#### DESCRIPTION OF THE TASK:
Your answer should be the records, restated word for word.

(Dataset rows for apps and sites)
+ + + + + + +

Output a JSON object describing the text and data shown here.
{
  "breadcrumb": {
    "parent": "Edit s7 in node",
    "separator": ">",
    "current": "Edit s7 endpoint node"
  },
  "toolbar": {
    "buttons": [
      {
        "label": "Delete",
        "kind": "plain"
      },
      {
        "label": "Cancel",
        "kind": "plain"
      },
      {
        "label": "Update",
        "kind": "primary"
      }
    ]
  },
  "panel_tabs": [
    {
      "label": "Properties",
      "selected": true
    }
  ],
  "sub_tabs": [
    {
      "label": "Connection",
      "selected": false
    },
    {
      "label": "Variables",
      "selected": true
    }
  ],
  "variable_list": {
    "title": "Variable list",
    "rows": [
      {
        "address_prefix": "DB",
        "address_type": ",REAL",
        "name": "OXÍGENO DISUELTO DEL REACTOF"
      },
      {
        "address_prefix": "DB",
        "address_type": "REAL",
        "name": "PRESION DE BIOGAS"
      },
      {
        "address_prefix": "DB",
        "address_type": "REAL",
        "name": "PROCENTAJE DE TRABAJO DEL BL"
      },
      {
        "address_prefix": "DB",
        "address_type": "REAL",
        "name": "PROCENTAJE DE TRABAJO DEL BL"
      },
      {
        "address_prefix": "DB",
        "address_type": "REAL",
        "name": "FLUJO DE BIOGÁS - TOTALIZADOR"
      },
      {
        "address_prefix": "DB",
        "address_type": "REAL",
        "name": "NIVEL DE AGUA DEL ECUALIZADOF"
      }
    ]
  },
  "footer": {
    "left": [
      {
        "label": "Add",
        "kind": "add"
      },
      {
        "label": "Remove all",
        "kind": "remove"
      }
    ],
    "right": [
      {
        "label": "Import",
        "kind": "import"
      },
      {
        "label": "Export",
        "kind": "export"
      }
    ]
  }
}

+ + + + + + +

#### ANSWER SECTION:
Output a JSON object describing the text and data shown here.
{
  "breadcrumb": {
    "parent": "Edit s7 in node",
    "separator": ">",
    "current": "Edit s7 endpoint node"
  },
  "toolbar": {
    "buttons": [
      {
        "label": "Delete",
        "kind": "plain"
      },
      {
        "label": "Cancel",
        "kind": "plain"
      },
      {
        "label": "Update",
        "kind": "primary"
      }
    ]
  },
  "panel_tabs": [
    {
      "label": "Properties",
      "selected": true
    }
  ],
  "sub_tabs": [
    {
      "label": "Connection",
      "selected": false
    },
    {
      "label": "Variables",
      "selected": true
    }
  ],
  "variable_list": {
    "title": "Variable list",
    "rows": [
      {
        "address_prefix": "DB",
        "address_type": ",REAL",
        "name": "OXÍGENO DISUELTO DEL REACTOF"
      },
      {
        "address_prefix": "DB",
        "address_type": "REAL",
        "name": "PRESION DE BIOGAS"
      },
      {
        "address_prefix": "DB",
        "address_type": "REAL",
        "name": "PROCENTAJE DE TRABAJO DEL BL"
      },
      {
        "address_prefix": "DB",
        "address_type": "REAL",
        "name": "PROCENTAJE DE TRABAJO DEL BL"
      },
      {
        "address_prefix": "DB",
        "address_type": "REAL",
        "name": "FLUJO DE BIOGÁS - TOTALIZADOR"
      },
      {
        "address_prefix": "DB",
        "address_type": "REAL",
        "name": "NIVEL DE AGUA DEL ECUALIZADOF"
      }
    ]
  },
  "footer": {
    "left": [
      {
        "label": "Add",
        "kind": "add"
      },
      {
        "label": "Remove all",
        "kind": "remove"
      }
    ],
    "right": [
      {
        "label": "Import",
        "kind": "import"
      },
      {
        "label": "Export",
        "kind": "export"
      }
    ]
  }
}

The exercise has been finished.